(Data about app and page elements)
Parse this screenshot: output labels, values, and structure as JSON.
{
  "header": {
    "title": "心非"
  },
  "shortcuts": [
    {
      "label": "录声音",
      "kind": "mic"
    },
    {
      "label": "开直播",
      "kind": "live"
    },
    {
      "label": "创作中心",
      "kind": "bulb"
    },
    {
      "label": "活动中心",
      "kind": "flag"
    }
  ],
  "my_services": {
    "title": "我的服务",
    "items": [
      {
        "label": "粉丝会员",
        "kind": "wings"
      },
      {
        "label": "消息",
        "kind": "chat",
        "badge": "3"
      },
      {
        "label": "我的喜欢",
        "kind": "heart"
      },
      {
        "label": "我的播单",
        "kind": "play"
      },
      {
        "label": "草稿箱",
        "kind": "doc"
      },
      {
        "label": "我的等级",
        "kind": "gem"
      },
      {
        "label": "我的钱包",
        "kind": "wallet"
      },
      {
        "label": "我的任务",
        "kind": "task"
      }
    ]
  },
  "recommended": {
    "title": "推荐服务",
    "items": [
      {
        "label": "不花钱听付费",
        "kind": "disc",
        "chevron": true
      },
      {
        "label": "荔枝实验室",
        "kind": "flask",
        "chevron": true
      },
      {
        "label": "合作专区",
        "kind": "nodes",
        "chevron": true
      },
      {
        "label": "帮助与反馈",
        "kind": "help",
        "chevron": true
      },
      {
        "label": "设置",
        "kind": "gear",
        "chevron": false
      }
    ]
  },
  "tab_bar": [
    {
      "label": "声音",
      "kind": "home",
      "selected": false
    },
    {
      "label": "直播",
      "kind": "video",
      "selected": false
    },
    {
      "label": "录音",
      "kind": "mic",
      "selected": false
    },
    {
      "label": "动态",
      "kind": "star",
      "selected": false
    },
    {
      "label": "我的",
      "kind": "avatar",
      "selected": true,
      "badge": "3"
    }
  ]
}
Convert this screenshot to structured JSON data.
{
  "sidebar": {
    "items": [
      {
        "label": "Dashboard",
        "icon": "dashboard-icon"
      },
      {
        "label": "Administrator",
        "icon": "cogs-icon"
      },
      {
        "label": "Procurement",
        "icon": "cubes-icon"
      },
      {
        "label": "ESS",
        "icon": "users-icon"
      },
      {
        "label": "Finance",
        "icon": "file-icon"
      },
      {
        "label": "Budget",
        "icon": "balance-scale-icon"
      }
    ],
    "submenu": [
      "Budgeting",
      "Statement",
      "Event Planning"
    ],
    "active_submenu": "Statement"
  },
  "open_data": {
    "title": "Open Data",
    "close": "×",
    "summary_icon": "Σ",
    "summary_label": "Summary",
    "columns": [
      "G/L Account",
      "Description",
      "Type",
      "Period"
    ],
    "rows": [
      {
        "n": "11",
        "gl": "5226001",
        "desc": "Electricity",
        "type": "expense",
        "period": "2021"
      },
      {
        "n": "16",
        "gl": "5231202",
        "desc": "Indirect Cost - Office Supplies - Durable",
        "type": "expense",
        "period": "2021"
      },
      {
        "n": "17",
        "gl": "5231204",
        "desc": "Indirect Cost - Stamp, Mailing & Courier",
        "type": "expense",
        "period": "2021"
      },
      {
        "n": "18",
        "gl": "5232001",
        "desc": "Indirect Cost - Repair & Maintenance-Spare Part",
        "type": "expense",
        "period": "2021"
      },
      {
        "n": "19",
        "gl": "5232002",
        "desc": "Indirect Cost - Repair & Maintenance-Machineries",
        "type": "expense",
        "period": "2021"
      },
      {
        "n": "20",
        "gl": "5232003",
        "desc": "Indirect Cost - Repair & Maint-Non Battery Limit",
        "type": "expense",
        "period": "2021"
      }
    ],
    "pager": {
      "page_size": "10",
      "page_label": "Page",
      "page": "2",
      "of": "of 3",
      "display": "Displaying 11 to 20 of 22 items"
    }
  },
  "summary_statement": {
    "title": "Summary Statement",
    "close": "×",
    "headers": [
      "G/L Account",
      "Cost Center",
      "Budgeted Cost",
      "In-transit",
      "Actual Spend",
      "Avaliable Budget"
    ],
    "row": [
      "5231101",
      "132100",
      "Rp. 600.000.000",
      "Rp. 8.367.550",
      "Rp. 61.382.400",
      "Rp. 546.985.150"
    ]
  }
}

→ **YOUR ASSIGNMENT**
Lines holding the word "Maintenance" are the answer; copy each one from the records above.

→ **RESULT FOR THIS EXERCISE**
        "desc": "Indirect Cost - Repair & Maintenance-Spare Part",
        "desc": "Indirect Cost - Repair & Maintenance-Machineries",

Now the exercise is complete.